Most organisations regularly review the performance of their employees. Whilst this activity is usually undertaken by the employee’s line manager who is accountable for delivering the business objectives, increasingly, this is not just a bi-lateral process. Instead, organisations regularly use the 360-Degree feedback (also referred to as Multisource feedback) which entails collecting input from additional people who interact with that employee. A 360-Degree review might collect feedback from their peers, from staff who report to them and, in some cases, even their customers/external stakeholders. The information gathered is collated and analysed into a report that gives a 360-Degree review of their strengths and areas for development.


The ideas behind 360 Degree feedback are not new.
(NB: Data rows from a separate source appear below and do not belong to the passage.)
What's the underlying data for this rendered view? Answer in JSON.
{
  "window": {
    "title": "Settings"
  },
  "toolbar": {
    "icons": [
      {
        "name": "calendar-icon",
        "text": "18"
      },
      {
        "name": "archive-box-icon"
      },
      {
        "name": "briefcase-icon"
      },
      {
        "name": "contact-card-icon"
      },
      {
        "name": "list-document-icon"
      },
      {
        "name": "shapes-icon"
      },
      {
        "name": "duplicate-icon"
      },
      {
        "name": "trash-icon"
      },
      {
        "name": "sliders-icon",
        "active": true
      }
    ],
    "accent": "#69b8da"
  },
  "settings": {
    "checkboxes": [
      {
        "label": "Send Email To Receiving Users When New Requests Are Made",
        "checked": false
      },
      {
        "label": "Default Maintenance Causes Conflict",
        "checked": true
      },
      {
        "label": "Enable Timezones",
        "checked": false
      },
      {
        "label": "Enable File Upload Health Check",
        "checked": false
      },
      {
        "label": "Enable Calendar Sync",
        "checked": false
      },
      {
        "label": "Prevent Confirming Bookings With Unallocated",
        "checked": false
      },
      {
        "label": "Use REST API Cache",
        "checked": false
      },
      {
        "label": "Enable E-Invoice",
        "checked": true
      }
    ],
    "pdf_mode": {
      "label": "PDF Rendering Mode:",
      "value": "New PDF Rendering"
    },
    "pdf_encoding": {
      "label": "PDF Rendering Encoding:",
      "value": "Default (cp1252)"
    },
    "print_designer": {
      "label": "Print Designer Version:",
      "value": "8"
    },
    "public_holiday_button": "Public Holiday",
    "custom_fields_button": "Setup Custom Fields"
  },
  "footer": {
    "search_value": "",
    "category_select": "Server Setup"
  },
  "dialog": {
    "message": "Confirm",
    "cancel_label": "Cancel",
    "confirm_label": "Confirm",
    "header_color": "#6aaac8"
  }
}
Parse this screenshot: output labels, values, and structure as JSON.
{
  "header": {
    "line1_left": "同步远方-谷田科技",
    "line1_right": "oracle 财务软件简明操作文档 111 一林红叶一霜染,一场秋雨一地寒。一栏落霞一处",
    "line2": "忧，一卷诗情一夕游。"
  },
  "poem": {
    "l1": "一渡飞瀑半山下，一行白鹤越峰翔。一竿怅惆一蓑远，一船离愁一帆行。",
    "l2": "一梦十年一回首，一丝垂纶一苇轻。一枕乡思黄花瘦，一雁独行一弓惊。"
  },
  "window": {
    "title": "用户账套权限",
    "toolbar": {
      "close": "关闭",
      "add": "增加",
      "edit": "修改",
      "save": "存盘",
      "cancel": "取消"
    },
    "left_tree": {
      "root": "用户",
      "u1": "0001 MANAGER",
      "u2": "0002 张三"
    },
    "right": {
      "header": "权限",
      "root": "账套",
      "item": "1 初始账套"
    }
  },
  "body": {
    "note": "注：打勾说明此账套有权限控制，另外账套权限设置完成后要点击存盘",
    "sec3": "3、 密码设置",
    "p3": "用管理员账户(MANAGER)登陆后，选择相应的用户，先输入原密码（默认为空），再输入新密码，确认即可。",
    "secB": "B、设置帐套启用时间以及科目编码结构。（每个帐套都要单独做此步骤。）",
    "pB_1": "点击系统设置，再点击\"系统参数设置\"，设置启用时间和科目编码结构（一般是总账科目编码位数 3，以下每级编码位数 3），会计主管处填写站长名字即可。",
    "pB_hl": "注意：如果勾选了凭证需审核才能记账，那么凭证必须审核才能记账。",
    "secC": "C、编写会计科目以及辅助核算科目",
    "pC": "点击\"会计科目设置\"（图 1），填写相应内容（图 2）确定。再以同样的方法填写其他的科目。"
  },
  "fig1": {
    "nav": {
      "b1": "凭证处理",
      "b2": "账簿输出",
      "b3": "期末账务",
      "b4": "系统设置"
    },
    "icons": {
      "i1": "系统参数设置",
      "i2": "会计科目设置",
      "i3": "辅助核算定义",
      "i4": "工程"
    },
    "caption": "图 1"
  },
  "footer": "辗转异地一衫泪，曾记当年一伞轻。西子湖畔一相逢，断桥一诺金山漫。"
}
For information on the history of this please see


Why Undertake 360 Degree feedback?

A simple one-to-one appraisal process can be ineffective for several reasons. These include:

  • Incomplete knowledge about the employees’ performance and development needs? With the rise of homeworking, it is now common for managers not to see their staff except via Zoom meetings, and this lack of frequent face-to-face contact has always been a problem with effectively managing off-site staff like sales and customer support teams. In these cases, is employee performance primarily being evaluated using simple business metrics like sales? This may be adequate to achieve short-term targets for a business, but are customers happy and likely to buy from the company in future? Are their co-workers comfortable working with them and providing effective support? Or are aggressive performers alienating customers or bullying co-workers, possibly leading to lost sales or increased staff turnover. You probably won’t know unless you take a 360 view!


  • Reviewer bias. Does the reviewer already believe that the employee is a stellar (or otherwise) employee from past information? Is this preconception affecting a review which is taking place now? Again, taking a wider view can provide more information, help accurately measure current performance and development needs, and provide evidence about the absence of bias.


  • The employee viewpoint. Does the employee value the opinion of their manager? Do they believe there is bias?  Is their manager a stranger they rarely interact with?  If a customer-facing employee is ranked highly by their customers is the customer view most important?  If an employee in a support role is the person that needs to make things happen, is their co-workers’ opinion of their performance what really matters?


  • Individual development. Might feedback from co-workers or customers be more useful and acceptable in helping an employee identify any problems with their business relationships and in defining their training and development needs?


In summary, 360-Degree feedback is a powerful way of heightening self-awareness and identifying strengths/development needs. Furthermore, it allows individuals to explore ‘hidden strengths’ and expand levels of influence, identify realistic development plans, and provides a way of benchmarking progress over time. It enhances openness and trust among colleagues and team members and provides new insights about one’s own performance as a result of constructive feedback. Giving and receiving continual feedback is one of the building blocks of high performing teams.


For these, and other reasons, 360-Degree feedback is now used in many organisations as it provides a more effective, less-biased, and more robust assessment of an individual’s performance with clarity of strengths and areas for development.


Setting the Process for Success


In order to derive maximum benefits from 360-Degree feedback, it is vital to design the process such that the outcomes enable participants to progress their learning and development in a structured manner. Furthermore, to get the buy-in of participants, especially of respondents it is important to communicate the purpose and ways in which the results will be utilised. It is also helpful to have a mechanism in place for individuals to receive feedback on their key strengths, areas for improvement and suggestions for development options. In summary, the process of implementing 360-Degree evaluations needs to be managed in a sensitive and positive manner.

If you would like to learn more about how to implement 360 Degree feedback in your organisation, please get in touch. ODRL can help you assess and build development strategies for your employees using a range of face-to-face and online assessments, and through the development of Assessment Centres. To discuss this please contact Dr. Kay Sahdev.